- _TASK STATEMENT_
Nothing but a number belongs in the answer: how many lines of the records below contain the string "another".
####################
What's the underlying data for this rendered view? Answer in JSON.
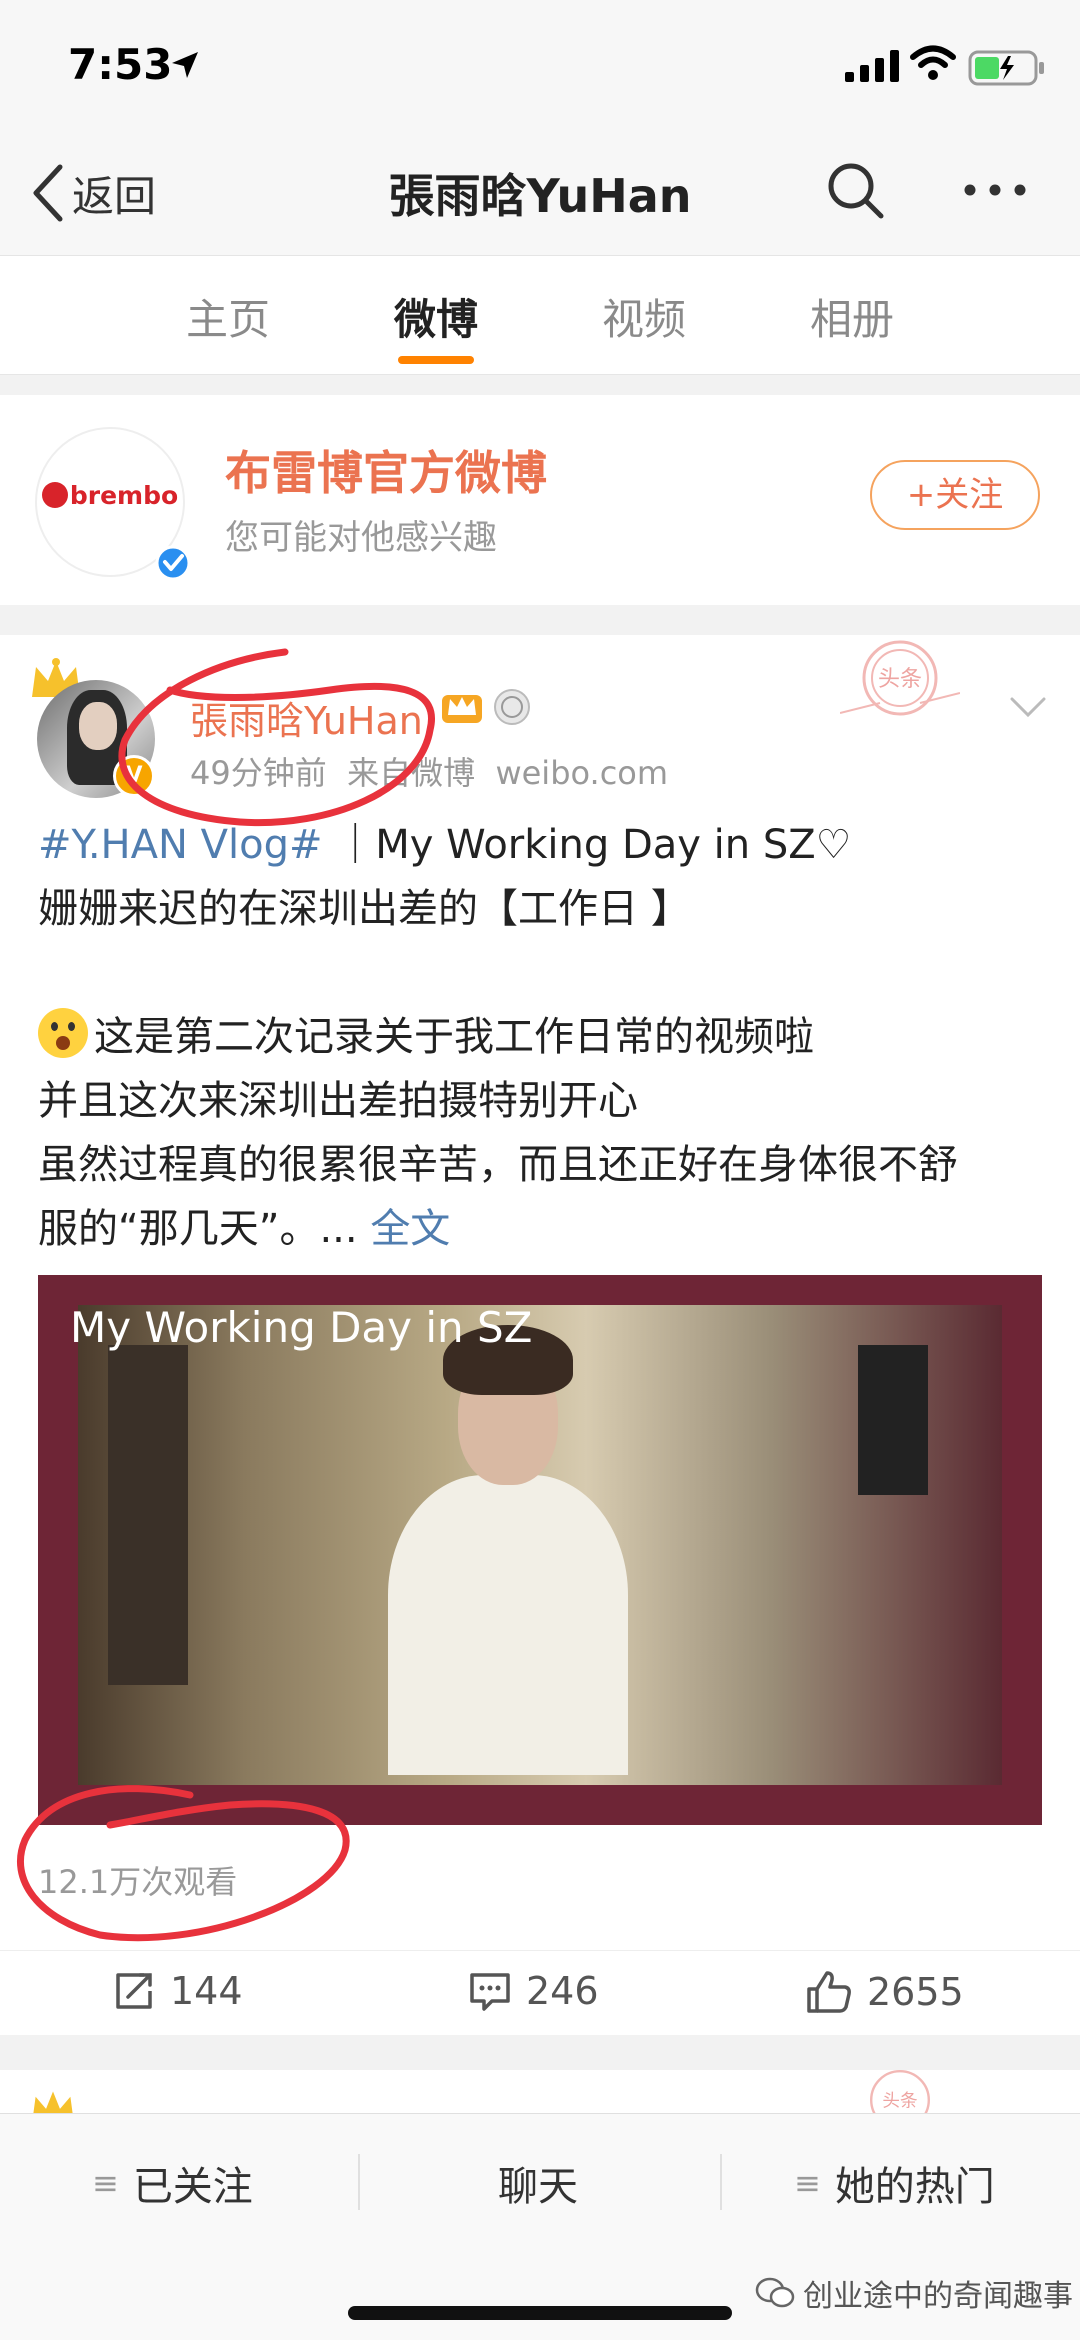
{
  "status_bar": {
    "time": "7:53"
  },
  "nav": {
    "back_label": "返回",
    "title": "張雨晗YuHan"
  },
  "tabs": [
    {
      "label": "主页"
    },
    {
      "label": "微博"
    },
    {
      "label": "视频"
    },
    {
      "label": "相册"
    }
  ],
  "suggestion": {
    "logo_text": "brembo",
    "name": "布雷博官方微博",
    "hint": "您可能对他感兴趣",
    "follow_label": "+关注"
  },
  "post": {
    "author": "張雨晗YuHan",
    "time": "49分钟前",
    "source": "来自微博",
    "source_site": "weibo.com",
    "stamp_text": "头条",
    "topic": "#Y.HAN Vlog#",
    "title_line": "｜My Working Day in SZ♡",
    "line2": "姗姗来迟的在深圳出差的【工作日 】",
    "line4": "这是第二次记录关于我工作日常的视频啦",
    "line5": "并且这次来深圳出差拍摄特别开心",
    "line6": "虽然过程真的很累很辛苦，而且还正好在身体很不舒",
    "line7": "服的“那几天”。...",
    "full_text_link": "全文",
    "video_title": "My Working Day in SZ",
    "views": "12.1万次观看",
    "reposts": "144",
    "comments": "246",
    "likes": "2655"
  },
  "toolbar": {
    "followed": "已关注",
    "chat": "聊天",
    "hot": "她的热门",
    "watermark": "创业途中的奇闻趣事"
  },
  "colors": {
    "accent": "#ff8200",
    "name_orange": "#eb7350",
    "link_blue": "#507daf",
    "annotation_red": "#e8323c"
  }
}
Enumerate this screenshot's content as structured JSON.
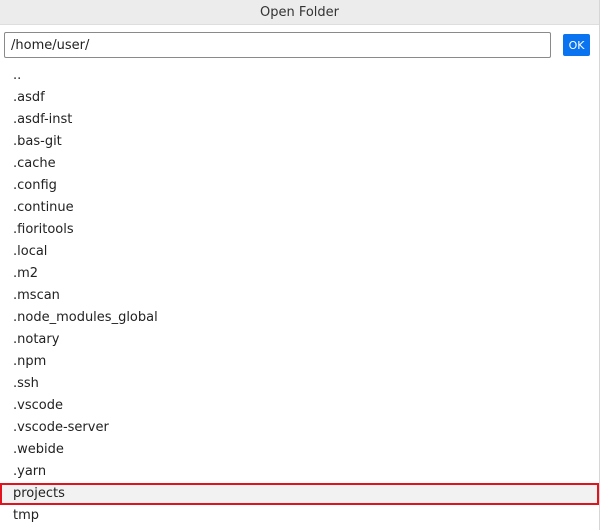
{
  "dialog": {
    "title": "Open Folder"
  },
  "path": {
    "value": "/home/user/",
    "ok_label": "OK"
  },
  "folders": [
    "..",
    ".asdf",
    ".asdf-inst",
    ".bas-git",
    ".cache",
    ".config",
    ".continue",
    ".fioritools",
    ".local",
    ".m2",
    ".mscan",
    ".node_modules_global",
    ".notary",
    ".npm",
    ".ssh",
    ".vscode",
    ".vscode-server",
    ".webide",
    ".yarn",
    "projects",
    "tmp"
  ],
  "highlighted_folder": "projects",
  "colors": {
    "accent": "#0a74f0",
    "highlight_border": "#e0141e"
  }
}
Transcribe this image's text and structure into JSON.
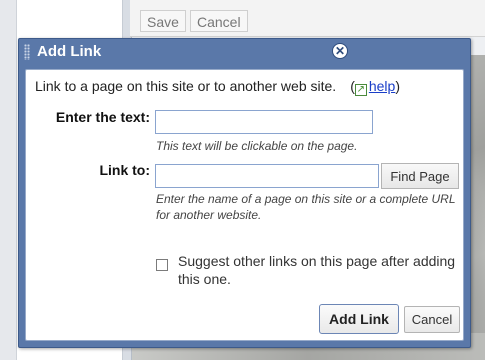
{
  "toolbar": {
    "save_label": "Save",
    "cancel_label": "Cancel"
  },
  "dialog": {
    "title": "Add Link",
    "close_icon": "close-circle-icon",
    "intro": "Link to a page on this site or to another web site.",
    "help_icon": "help-arrow-icon",
    "help_paren_open": "(",
    "help_link": "help",
    "help_paren_close": ")",
    "text_field": {
      "label": "Enter the text:",
      "value": "",
      "hint": "This text will be clickable on the page."
    },
    "link_field": {
      "label": "Link to:",
      "value": "",
      "find_button": "Find Page",
      "hint": "Enter the name of a page on this site or a complete URL for another website."
    },
    "suggest": {
      "checked": false,
      "label": "Suggest other links on this page after adding this one."
    },
    "add_button": "Add Link",
    "cancel_button": "Cancel"
  },
  "colors": {
    "dialog_frame": "#5a78a9",
    "title_text": "#ffffff",
    "link": "#1a3ec8",
    "input_border": "#8aa4cf"
  }
}
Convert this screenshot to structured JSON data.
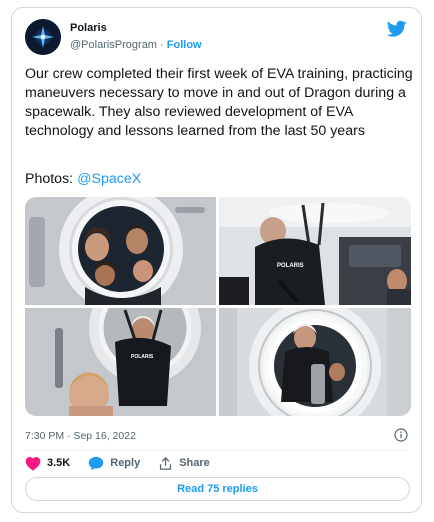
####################
- _RESULT_
2